The NATO strike early Saturday on China's mission in Belgrade, the Yugoslav capital, killed three Chinese journalists and injured 20 other people in the diplomatic building, which would normally be considered a safe zone in war. A statement issued late Saturday by Defense Secretary William S. Cohen and CIA Director George J. Tenet called the bombing "an error" caused by "faulty information."
The incident has left China's relations with the United States at the direst point since the two countries established ties 20 years ago.
Carefully built connections began to unravel today as China announced that it was canceling high-level military and human rights contacts with Washington. Areas affected included arms control, international security and the prevention of arms proliferation.
In a statement issued by the U.S. Embassy here, Sasser and his staff expressed their "profound sorrow" at the bombing and offered condolences to families of the victims. But China's state-controlled media failed to report either that statement or an expression of regret by President Clinton.
Instead, most Chinese newspapers carried bold headlines Sunday attacking NATO and the U.S. "NATO owes China a debt of blood," declared the Xinmin Daily in Shanghai.
The state's support of the protests could turn out to be a double-edged sword, however. Both Western and Chinese officials worry that the Chinese government is stoking a fury that may be growing greater than authorities' ability to channel it.
"The government wants the people to calm down," said a Chinese government official who asked not to be named. "But they are very angry and difficult to control."
Demonstrations Saturday that involved mostly students quickly expanded in dozens of cities Sunday to include blue- and white-collar workers and even families with children.
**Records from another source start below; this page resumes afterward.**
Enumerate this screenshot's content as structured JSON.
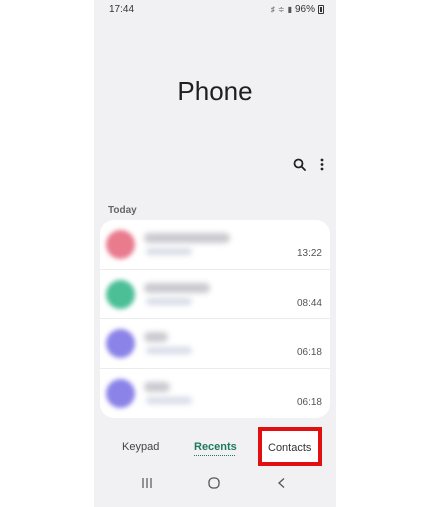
{
  "status_bar": {
    "time": "17:44",
    "battery_percent": "96%"
  },
  "header": {
    "title": "Phone"
  },
  "recents": {
    "section_label": "Today",
    "calls": [
      {
        "avatar_color": "#e97b8d",
        "time": "13:22"
      },
      {
        "avatar_color": "#4cbf97",
        "time": "08:44"
      },
      {
        "avatar_color": "#8b83e8",
        "time": "06:18"
      },
      {
        "avatar_color": "#8b83e8",
        "time": "06:18"
      }
    ]
  },
  "tabs": {
    "keypad": "Keypad",
    "recents": "Recents",
    "contacts": "Contacts",
    "active": "Recents",
    "highlight_color": "#e10f0f",
    "accent_color": "#1f7a5c"
  },
  "icons": {
    "search": "search-icon",
    "more": "more-vertical-icon",
    "nav_recent": "recent-apps-icon",
    "nav_home": "home-icon",
    "nav_back": "back-icon"
  }
}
City buses were pressed into service in the capital to ferry protesters to the leafy avenue lined with Western embassies where the U.S. mission is located, and official signs directed marchers on a recommended route.
From in front of the embassy, tens of thousands of people hurled bricks, paint and flaming tires at the embassy buildings, shattering nearly all the windows and defacing the brown facades with red and black spatters of paint.
"Blood for blood!" marchers shouted Sunday. "Down with the USA!" Molotov cocktails lobbed through embassy windows started two small fires inside the building, which were extinguished by Marine guards, embassy officials said.
An embassy spokesman said today that officials there felt that crowds were not being controlled by the police. "We are under siege," he said.
The British and Albanian embassies were also targeted.
About 7,000 police officers have been dispatched to protect the embassy compound, including about 1,000 around the U.S. Embassy, said the director of Beijing's bureau of public security, Qiang Wei.
In the western city of Chengdu, protesters had set the U.S. consul's residence ablaze late Saturday night, forcing the staff and families to be evacuated.
Chinese authorities, while encouraging "legal protests," may be growing wary of the effects of their own propaganda and the possibility that the high-running emotion could rebound against the government. The rallies are a surprising exception to the strict controls placed on public gatherings in the run-up to the 10th anniversary of the June 1989 Tiananmen pro-democracy protests. In this politically sensitive time, when unemployment and economic uncertainty abound, allowing people to gather in protest has risks.